Srebarna Nature Reserve protects a lake and wetland ecosystem of 638 ha located near to the village of Srebarna on the west bank of the Danube River. The reserve includes the lake and the former agricultural lands north of the lake, a belt of forest plantations along the Danube, the island of Komluka and the aquatic area locked between the island and the riverbank.
Srebarna Nature Reserve is an important wetland on the Western Palaearctic bird migratory flyway. It provides nesting grounds for 99 species of birds and seasonal habitat to around 80 species of migratory birds. The property is surrounded by hills, which provide a natural boundary and offer an ideal means for observing the waterfowl.
Srebarna Nature Reserve protects an important example of a type of wetland that was widespread in Bulgaria in the past. It shelters a diversity of plant and animal species, which are increasingly threatened. The wetland is an important breeding, staging and wintering site for a large number of birds. Floating reed bed islands and flooded willow woodlands provide important bird breeding areas. In the lake's northern end the reed beds gradually give way to wet meadows. In the north-western end of the lake and along the Danube there are belts of riverine forest with single old trees of White Willow.
The rich bird life at Srebarna Nature Reserve is the basis for its international significance. The property holds populations of birds that are considered critical to species survival. It hosts the only colony of Dalmatian Pelican in Bulgaria, as well as the largest breeding populations of four more globally threatened species: Pygmy Cormorant, Ferruginous Duck, White-tailed Eagle and Corncrake. Srebarna is also of European value importance in supporting Little Bittern Night Heron, Squacco Heron, Little Egret, Great White Egret, Purple Heron, Glossy ibis, Spoonbill and Ruddy shelduck. Three species of terns also can be found here. Globally threatened are Pygmy Cormorant and Red-breasted Goose, which can be seen in the Reserve, as well as the wintering populations of White-fronted Goose, Greylag Goose and Fieldfare, which are also notable. In total, the property provides critical habitat that supports 173 bird species, 78 species of which are of European conservation concern, and nine being listed as globally threatened.

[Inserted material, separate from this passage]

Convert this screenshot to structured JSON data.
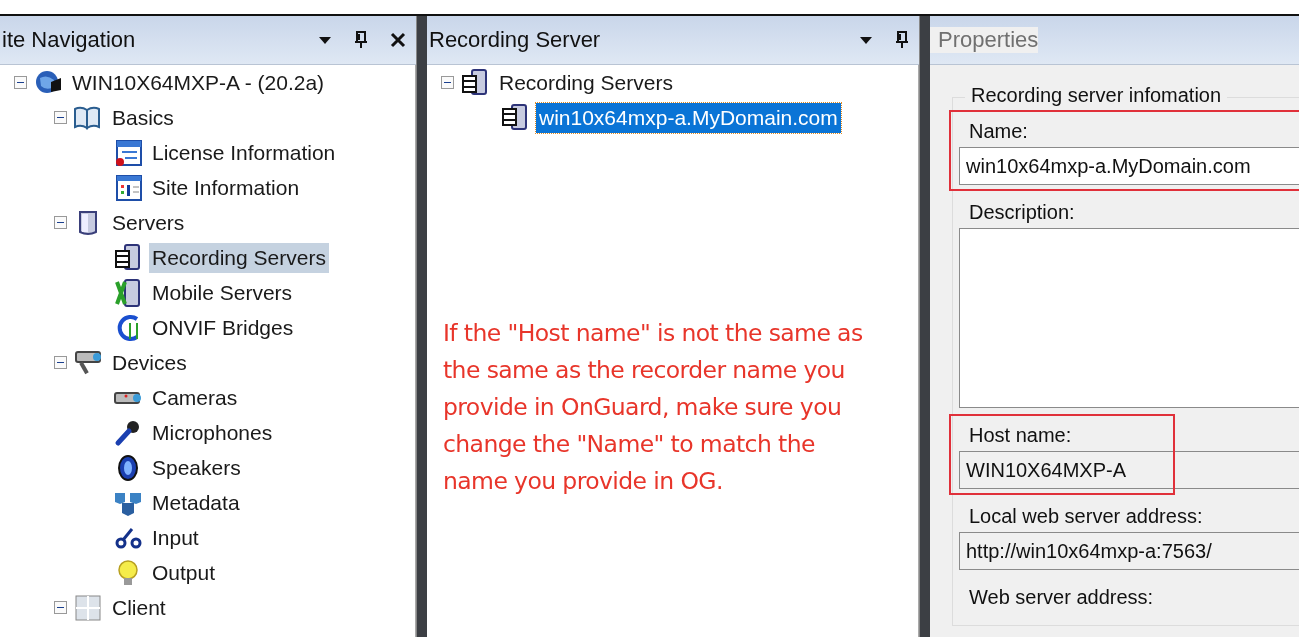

The property includes the largest lake left after drainage of the marshy zone along the Danube and was connected to the river until a dyke was built in 1949. Its current situation is therefore not completely natural and is maintained by water management measures. In 1994 a channel was built between the lake and the Danube River in order to ensure the annual flow of Danube waters into the lake during the spring months. The Reserve is a strictly protected area, and only carefully-controlled scientific research, and conservation management activities are allowed to take place within it. The site is relatively small, and only if other areas are also protected, in the region and on bird migration routes, can the key species of Srebarna Nature Reserve be expected to survive.

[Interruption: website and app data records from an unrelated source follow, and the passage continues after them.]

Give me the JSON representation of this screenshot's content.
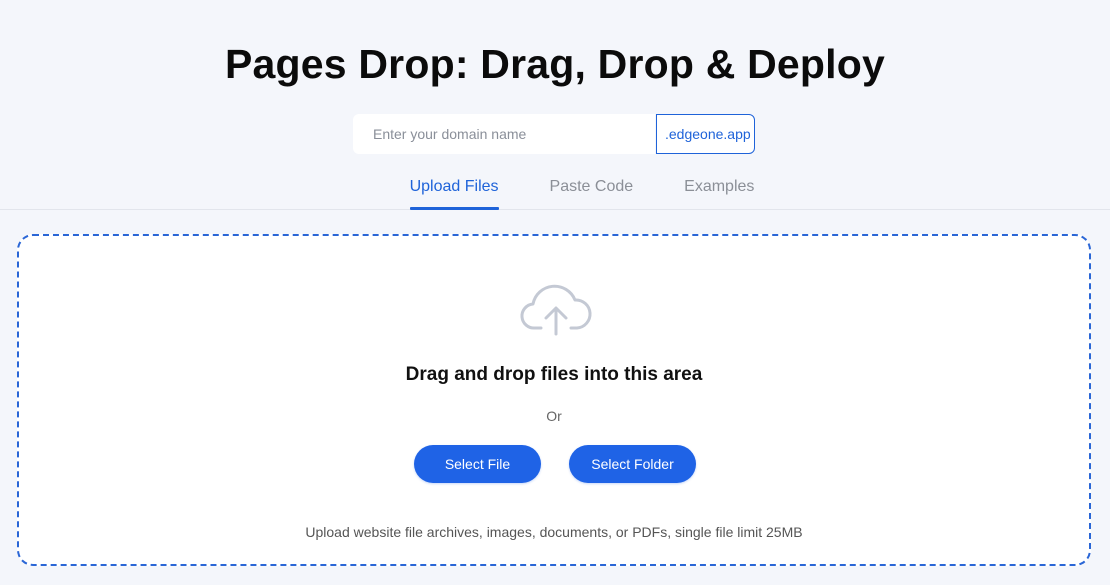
{
  "header": {
    "title": "Pages Drop: Drag, Drop & Deploy"
  },
  "domain": {
    "placeholder": "Enter your domain name",
    "value": "",
    "suffix": ".edgeone.app"
  },
  "tabs": [
    {
      "label": "Upload Files",
      "active": true
    },
    {
      "label": "Paste Code",
      "active": false
    },
    {
      "label": "Examples",
      "active": false
    }
  ],
  "dropzone": {
    "icon": "cloud-upload-icon",
    "heading": "Drag and drop files into this area",
    "or_text": "Or",
    "select_file_label": "Select File",
    "select_folder_label": "Select Folder",
    "hint": "Upload website file archives, images, documents, or PDFs, single file limit 25MB"
  },
  "colors": {
    "accent": "#1f63e6",
    "background": "#f4f6fb",
    "icon_gray": "#c4c9d4"
  }
}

The property is protected by a 673 ha buffer zone which was created in 2008. This consists of a portion of the Srebarna Nature Reserve that is not part of the World Heritage property and 419 ha of land surrounding the Srebarna Nature Reserve, which is located within an adjacent protected area known as Pelikanite. The aim of this buffer zone is to prevent and reduce negative human impacts on the reserve.
There are several legends about the origin of the lake's name. One of them speaks about a khan named Srebrist, who died in the neighbourhood whilst engaging in an unequal battle with the Pechenegs. Another legend tells about a boat full of silver (srebro in Bulgarian) along the shores of the lake. And moreover, according to a third one, which is regarded as most plausible, the name comes from the silvery reflections on the lake's surface during full moon.